The challenge here is to arrive at an uncertainty range from a synthesis of the available information. Expert judgment is part of the end of the synthesis of an uncertainty range. It is important to realise that though expert judgment is a subjective process, in the eyes of the IPCC it is the that judgement which provides an increase in objectivity via their “expertise.”

One can therefore consider the need of objective science to be upheld by expert judgment on the standard model as prescribed by the IPCC. However there is no formal available procedure specified in the guidance note. As a consequence the subjectivity in the process may override any increase in objectivity.

Frigg et al show that the subjectivity in climate modelling does not only happen in the uncertainty estimate, but that expert judgment is used throughout.
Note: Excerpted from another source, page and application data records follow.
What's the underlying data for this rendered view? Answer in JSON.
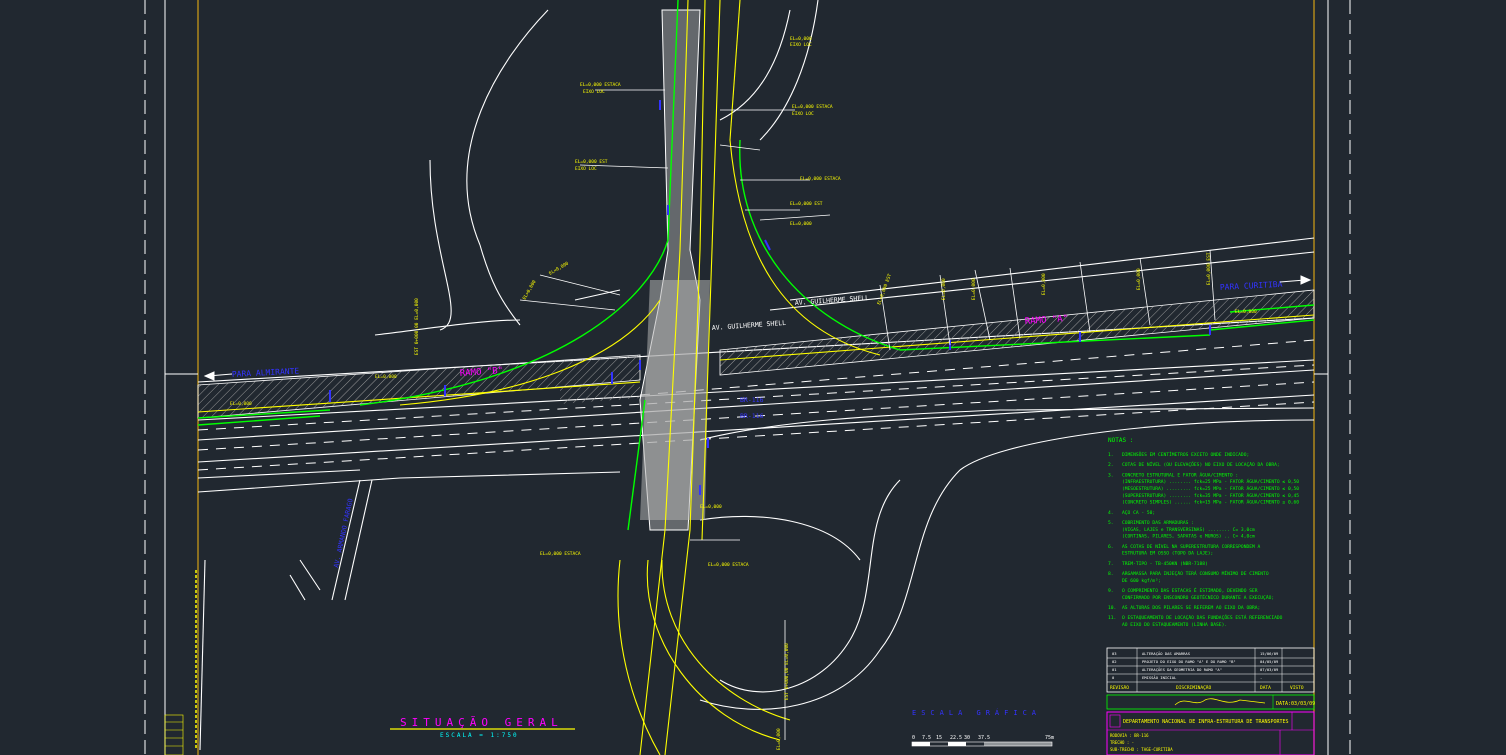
{
  "colors": {
    "background": "#212830",
    "white": "#ffffff",
    "yellow": "#ffff00",
    "green": "#00ff00",
    "blue": "#3333ff",
    "magenta": "#ff00ff",
    "gray": "#9a9a9a",
    "orange": "#d4a017",
    "cyan": "#00ffff"
  },
  "roads": {
    "left_direction": "PARA ALMIRANTE",
    "right_direction": "PARA CURITIBA",
    "ramo_a": "RAMO \"A\"",
    "ramo_b": "RAMO \"B\"",
    "street_upper": "AV. GUILHERME SHELL",
    "street_lower": "AV. GUILHERME SHELL",
    "street_left": "AV. ARMANDO FARAGO",
    "highway_1": "BR-116",
    "highway_2": "BR-116"
  },
  "notes": {
    "heading": "NOTAS :",
    "items": [
      {
        "n": "1.",
        "text": "DIMENSÕES EM CENTÍMETROS EXCETO ONDE INDICADO;"
      },
      {
        "n": "2.",
        "text": "COTAS DE NÍVEL (OU ELEVAÇÕES) NO EIXO DE LOCAÇÃO DA OBRA;"
      },
      {
        "n": "3.",
        "text": "CONCRETO ESTRUTURAL E FATOR ÁGUA/CIMENTO :"
      },
      {
        "n": "",
        "text": "(INFRAESTRUTURA) ........ fck=25 MPa - FATOR ÁGUA/CIMENTO ≤ 0,50"
      },
      {
        "n": "",
        "text": "(MESOESTRUTURA) ......... fck=25 MPa - FATOR ÁGUA/CIMENTO ≤ 0,50"
      },
      {
        "n": "",
        "text": "(SUPERESTRUTURA) ........ fck=35 MPa - FATOR ÁGUA/CIMENTO ≤ 0,45"
      },
      {
        "n": "",
        "text": "(CONCRETO SIMPLES) ...... fck=15 MPa - FATOR ÁGUA/CIMENTO ≤ 0,60"
      },
      {
        "n": "4.",
        "text": "AÇO CA - 50;"
      },
      {
        "n": "5.",
        "text": "COBRIMENTO DAS ARMADURAS :"
      },
      {
        "n": "",
        "text": "(VIGAS, LAJES e TRANSVERSINAS) ........ C= 3,0cm"
      },
      {
        "n": "",
        "text": "(CORTINAS, PILARES, SAPATAS e MUROS) .. C= 4,0cm"
      },
      {
        "n": "6.",
        "text": "AS COTAS DE NÍVEL NA SUPERESTRUTURA CORRESPONDEM A"
      },
      {
        "n": "",
        "text": "ESTRUTURA EM OSSO (TOPO DA LAJE);"
      },
      {
        "n": "7.",
        "text": "TREM-TIPO - TB-450KN (NBR-7188)"
      },
      {
        "n": "8.",
        "text": "ARGAMASSA PARA INJEÇÃO TERÁ CONSUMO MÍNIMO DE CIMENTO"
      },
      {
        "n": "",
        "text": "DE 600 kgf/m³;"
      },
      {
        "n": "9.",
        "text": "O COMPRIMENTO DAS ESTACAS É ESTIMADO, DEVENDO SER"
      },
      {
        "n": "",
        "text": "CONFIRMADO POR ENSCONDRO GEOTÉCNICO DURANTE A EXECUÇÃO;"
      },
      {
        "n": "10.",
        "text": "AS ALTURAS DOS PILARES SE REFEREM AO EIXO DA OBRA;"
      },
      {
        "n": "11.",
        "text": "O ESTAQUEAMENTO DE LOCAÇÃO DAS FUNDAÇÕES ESTÁ REFERENCIADO"
      },
      {
        "n": "",
        "text": "AO EIXO DO ESTAQUEAMENTO (LINHA BASE)."
      }
    ]
  },
  "revisions": {
    "rows": [
      {
        "rev": "03",
        "desc": "ALTERAÇÃO DAS AMARRAS",
        "date": "15/06/09",
        "visto": ""
      },
      {
        "rev": "02",
        "desc": "PROJETO DO EIXO DO RAMO \"A\" E DO RAMO \"B\"",
        "date": "04/05/09",
        "visto": ""
      },
      {
        "n": "",
        "rev": "01",
        "desc": "ALTERAÇÕES DA GEOMETRIA DO RAMO \"A\"",
        "date": "07/03/09",
        "visto": ""
      },
      {
        "rev": "0",
        "desc": "EMISSÃO INICIAL",
        "date": "-",
        "visto": ""
      }
    ],
    "header": {
      "rev": "REVISÃO",
      "desc": "DISCRIMINAÇÃO",
      "date": "DATA",
      "visto": "VISTO"
    }
  },
  "title_block": {
    "date": "DATA:03/03/09",
    "agency": "DEPARTAMENTO NACIONAL DE INFRA-ESTRUTURA DE TRANSPORTES",
    "rodovia": "RODOVIA : BR-116",
    "trecho": "TRECHO : -",
    "sub_trecho": "SUB-TRECHO : TAGE-CURITIBA"
  },
  "situacao": {
    "title": "SITUAÇÃO GERAL",
    "scale": "ESCALA = 1:750"
  },
  "graphic_scale": {
    "title": "ESCALA GRÁFICA",
    "ticks": [
      "0",
      "7.5",
      "15",
      "22.5",
      "30",
      "37.5",
      "75m"
    ]
  }
}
This in turn shows that the whole of the science involved in climate modelling can be seen as subjective and not objective.

Treating the planet as a system amenable to management has still presented nature as a-historical, something predictable and controllable. The systems approach represented a new way to help neoliberals address all social issues through price discovery. This is how the neoliberal “climate” became integrated with the economy.


These political mechanics cannot be anything but trouble. As we have seen the science/policy process models for optimising climate change, so-called truth machines, culminate in contradiction.

Thus the economist’s view of climate comes into conflict with that of climatologists. However the onset of chaotic outcomes (New Orleans, Puerto Rico) paved the way for new waves of disaster capitalism: creative destruction.

Environmental policy in the neoliberal era sees the value of nature as dependent on applications of economic/ecological expertise to an external non-human entity, rather than as the historical interactions of commoners and commons.

What is wrong?

From an ecological Marxist, indigenous or feminist perspective, neoliberal natures look more like an elaboration of their industrial forbears rather than an alternative. Practices of treating the climate not as a neutral backdrop to human activities but as an integral part of many moral/political orders tend to be ignored.

Furthermore political action, now relegated to a rudimentary interface between the two structures and mainstream climate politics, becomes a matter of border controls between nature and society and not about questioning them. New rents, commodities and markets which help define the neoliberal climate are constructed and maintained overwhelmingly through the expanded activities of the State and international agencies. In keeping with neoliberal tenets, the new climate is built in ways that help State and corporate actors evade much of the burden of social problems that markets are now advertised as cheaply solving.

What can be done?

The very understanding of neoliberal climate requires a point of resistance. To understand is to resist neoliberalism and its forerunner capitalisms. As Larry Lohmann puts it in Neoliberalism’s Climate: “Putting in perspective the neoliberal claim that it can provide alternative, cheaper ways of preserving and stabilising a singular timeless non-human climate “needed by humanity entails listening to indigenous, peasant, labour, feminist and commons movements with the experience to perceive the classicism, racism and neo-colonialism inherent in such construals of nature.”

Uzma Malik

This article first appeared in the Winter 2017 issue of Freedom Anarchist Journal

Pic: Ted McGrath